BEGIN The records

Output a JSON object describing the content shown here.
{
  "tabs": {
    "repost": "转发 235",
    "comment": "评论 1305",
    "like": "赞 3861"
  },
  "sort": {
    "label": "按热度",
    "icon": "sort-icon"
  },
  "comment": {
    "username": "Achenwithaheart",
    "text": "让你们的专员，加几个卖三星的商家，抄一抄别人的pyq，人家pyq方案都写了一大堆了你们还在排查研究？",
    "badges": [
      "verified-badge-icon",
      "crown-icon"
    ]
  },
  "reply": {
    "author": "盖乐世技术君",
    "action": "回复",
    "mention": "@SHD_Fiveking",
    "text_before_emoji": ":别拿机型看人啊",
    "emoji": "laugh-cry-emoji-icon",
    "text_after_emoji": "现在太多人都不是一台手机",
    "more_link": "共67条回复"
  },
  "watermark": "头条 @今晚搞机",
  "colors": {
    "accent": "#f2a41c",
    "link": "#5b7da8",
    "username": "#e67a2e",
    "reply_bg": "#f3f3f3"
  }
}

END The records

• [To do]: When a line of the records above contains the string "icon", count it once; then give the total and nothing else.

• [Solution]: 4